I’d like to tell you about my little brother James. He is the perfect picture of someone who never concedes to the pressure of what other people think. First of all, he is about a foot taller than most people, and his white-boy afro does nothing to counter this image. He likes the color purple and exotic clothing, and it doesn’t shock the people he knows to see him walking around town in a brightly colored vest, a hat and stripped pants. In the winter, he likes to wear a tremendous trench coat that makes him look like a skinny mobster. And of course, I can’t forget his shoes. He has big feet, not abnormal, but large. The thing with James though is that he hates when shoes touch the ends of his toes, so he always buys shoes that are about an inch longer than he needs, giving his whole costume a clown-like feel.

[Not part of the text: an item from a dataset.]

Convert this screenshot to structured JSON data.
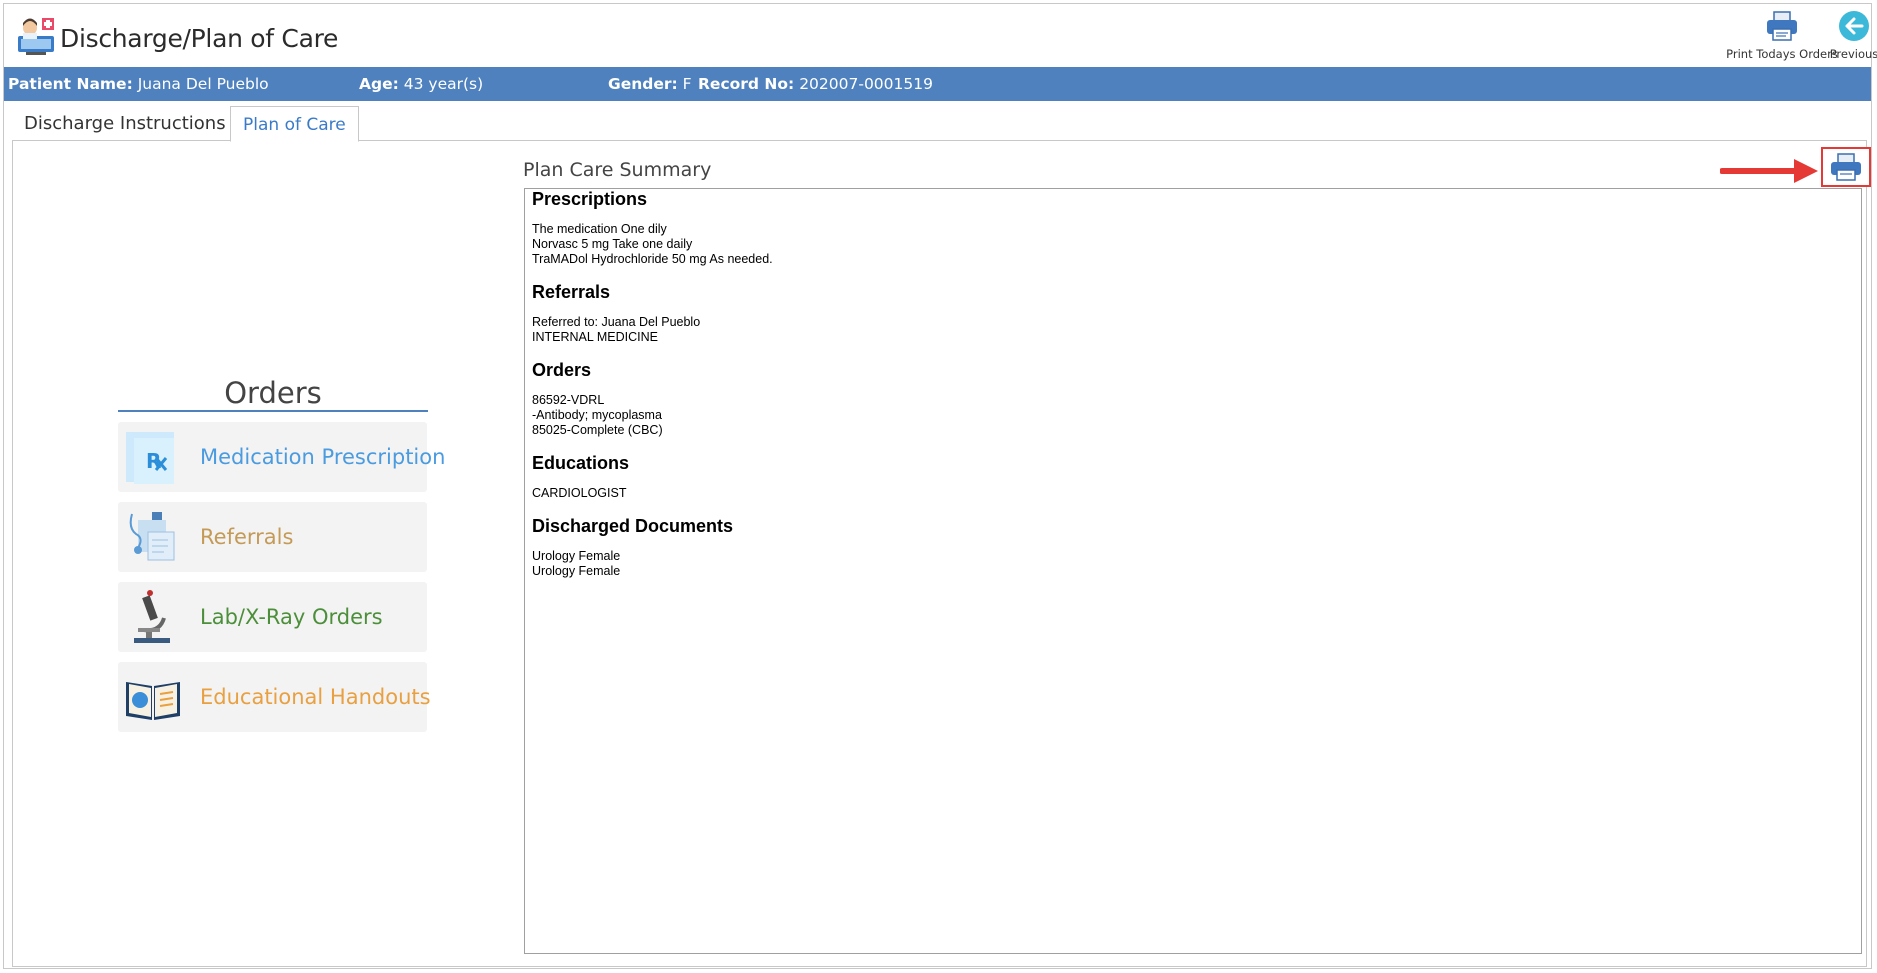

Another of his quirks is that if he feels that he can pull it off, he will always claim the opposite view in a discussion, and argue his side vehemently until the other parties to the conversation either give in or give up. I must admit that this is his most irritating personality quirk, and those who don’t know that he isn’t really serious can take offense. I remember once when he was a child, he asked me what day it was, and I replied that it was Wednesday. He retorted that it was NOT Wednesday, but Tuesday instead. I did a double take and checked the calendar; it was indeed Wednesday. I let my little brother know that he was wrong, and showed him the calendar, and recounted the things that had happened on each of the days since Sunday when we had gone to church. He still insisted that it was Tuesday rather than Wednesday, and of course I wouldn’t back down since I knew I was right. Eventually we both broke down into giggles because of the sheer comedy of our argument.
Today, my brother James has moved to San Fransisco in order to go to culinary school. Even in a town as diverse as San Fransisco, he still comes across as someone who doesn’t mind being himself in any circumstance. I think his sense of self comes from his feeling of assurance that he is correct. As a way of illustration, let me tell you about the time he decided to make a batch of macaroni and cheese. Our family has a favorite recipe for mac and cheese that involves making a cheesy cream sauce with onions and then adding the cooked macaroni and baking the whole thing until it is a delicious, creamy, cheesy, crunchy magnificent concoction that any of us could eat an entire batch of without blinking an eye. So, while making the cream sauce, James mis-read the recipe as calling for eight cups of flour rather than eight tablespoons, which is sixteen times too much flour! The flour is the third ingredient he needed to add, and instead of thinking, ‘hmm, this seems weird, maybe I should re-evaluate,’ he went right on ahead with his recipe. I walked into the kitchen just as he was attempting to “pour” this brick of flour, macaroni, and chunks of cheese (since, of course, they didn’t melt right when mixed with so much flour) into a casserole pan. If I had not stopped him there, he would have baked it and only admitted to his mistake when it came out of the oven inedible. When I asked him why he hadn’t realized that he had made a mistake he told me that he had followed the recipe, and so how could he have made a mistake?
Another amusing facet of my brother’s personality is his use of made up names and words. He has been doing this since he was old enough to talk as a toddler. When I read an email from him, I feel as though I am reading a foreign tongue, as I only recognize half the words. When I ask him what a word means, he replies that it is a portmanteau between two other words that he feels should go together to create a new word that has the meaning he wanted.
I admire my brother’s strength of character, and I am envious of his ability to act as he sees to be correct without regard to the opinion of others. Of course, this tendency can be taken too far, but any good trait when used without moderation can turn sour. Luckily, as my brother has gotten older, he has learned to curb some of his tendencies when appropriate. He even calls me when he has trouble with a recipe and doesn’t know what to do rather than just foraging ahead.